Sarojini’s prose compares poorly with her poetry, but both are recognised for their emotional warmth and extravagant and high-faluting vocabulary. Sarojini comes through as a fragile woman, but an indomitable spirit, forward-minded and always open to new ideas, self-disciplined, optimistic, forward-looking and utterly free from prejudice of caste, creed, race, gender, nationality and religion, determined to fight for the cause of Indian women but above all for Hindu-Muslim unity. She was famous for her wit and humour, for her capacity to laugh at herself and such was her closeness to Mahatma Gandhi that she could call him Micky Mouse and a man on whom riches had to be spent to keep him poor.
In many ways she was one of her kind. Paranjape does not, in his admiration for Sarojini let her off lightly. He notes sharply that she had no original ideas and never was a “prime mover” but concedes that because of her status, she could lend any cause she advocated “legitimacy and acceptance”. To him she was more of a “figure head” than a real leader.
Paranjape describes Sarojini as a “die-hard bourgeois liberal”, a “faithful espouser of her party line” but politics really was not her forte though she was very much in the picture as a confirmed fighter for freedom. Her real concerns were education of women in which she was genuinely interested. She wrote her poetry when she was young, but gave up the task in her middle and later years. Paranjape describes her aesthetics as feudal, which is an odd description. Her poems were lyrical with a “heightening of sensuality in the imagery, until every sense is stimulated to excess”. Sadly, few textbooks published in India on poetry carry her poems, though her last collection of poems, The Golden Threshold when published was most favourably reviewed both in the Indian, and especially in the British press. She was told early in her poetic career that she must not use English themes but restrict herself purely to Indian subjects. Thus her poems mostly have an ‘Indian’ content like Palanquin Bearers, Wandering Singers, Indian Weavers, Indian Love Song, Suttee, Vasanta Panchami, Champaa Blossoms. The purely Indian character of her poems comes through clearly and unmistakeably, as in:
“Now shall I garland thy tresses? With pearls from the jessamine close; How shall I perfume thy fingers? With th’ soul of the keora and rose”.
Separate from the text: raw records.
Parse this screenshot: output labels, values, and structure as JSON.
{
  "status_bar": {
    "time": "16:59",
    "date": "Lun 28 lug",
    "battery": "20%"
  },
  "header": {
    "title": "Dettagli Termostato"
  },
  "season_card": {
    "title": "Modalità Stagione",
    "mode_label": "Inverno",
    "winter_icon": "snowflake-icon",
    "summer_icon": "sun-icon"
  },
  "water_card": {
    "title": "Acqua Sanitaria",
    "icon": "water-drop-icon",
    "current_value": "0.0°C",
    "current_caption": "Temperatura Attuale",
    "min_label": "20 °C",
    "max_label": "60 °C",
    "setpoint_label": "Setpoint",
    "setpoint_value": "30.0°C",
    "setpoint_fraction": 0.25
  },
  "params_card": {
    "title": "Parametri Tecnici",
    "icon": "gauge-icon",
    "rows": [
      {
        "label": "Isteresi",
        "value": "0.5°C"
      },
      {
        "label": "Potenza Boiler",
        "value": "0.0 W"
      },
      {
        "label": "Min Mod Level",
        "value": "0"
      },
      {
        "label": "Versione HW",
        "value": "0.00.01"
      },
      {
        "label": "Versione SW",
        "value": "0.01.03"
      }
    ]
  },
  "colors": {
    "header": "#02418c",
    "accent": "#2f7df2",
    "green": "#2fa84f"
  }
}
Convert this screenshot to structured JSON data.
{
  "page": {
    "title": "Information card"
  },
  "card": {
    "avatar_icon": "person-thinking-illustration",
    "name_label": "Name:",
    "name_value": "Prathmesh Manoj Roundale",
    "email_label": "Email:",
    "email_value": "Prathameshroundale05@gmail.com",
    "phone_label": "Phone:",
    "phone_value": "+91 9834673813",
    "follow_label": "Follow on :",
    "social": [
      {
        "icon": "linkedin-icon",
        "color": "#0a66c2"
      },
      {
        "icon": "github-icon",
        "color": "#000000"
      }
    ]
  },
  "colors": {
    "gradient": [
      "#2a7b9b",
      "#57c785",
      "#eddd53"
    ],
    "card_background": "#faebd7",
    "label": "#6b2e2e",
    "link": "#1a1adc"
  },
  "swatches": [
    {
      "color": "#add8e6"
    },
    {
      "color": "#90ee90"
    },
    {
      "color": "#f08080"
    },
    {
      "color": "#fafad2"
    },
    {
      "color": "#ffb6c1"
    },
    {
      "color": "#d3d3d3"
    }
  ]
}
It is over sixty years since Sarojini passed away. In the memory of her admirers and devotees she continues to remain an icon who, in the context of her time, showed that were there is a will, there is a way and that the land of Ahalya, Dranpadi, Sita and Tara not to speak of Rani Laxmi of Jhansi can produce a Sarojini as well. Praise be to her.
(Rupa & Co, 7/16, Ansari Road, Darya Ganj, New Delhi-110 002, www.rupapublication.com)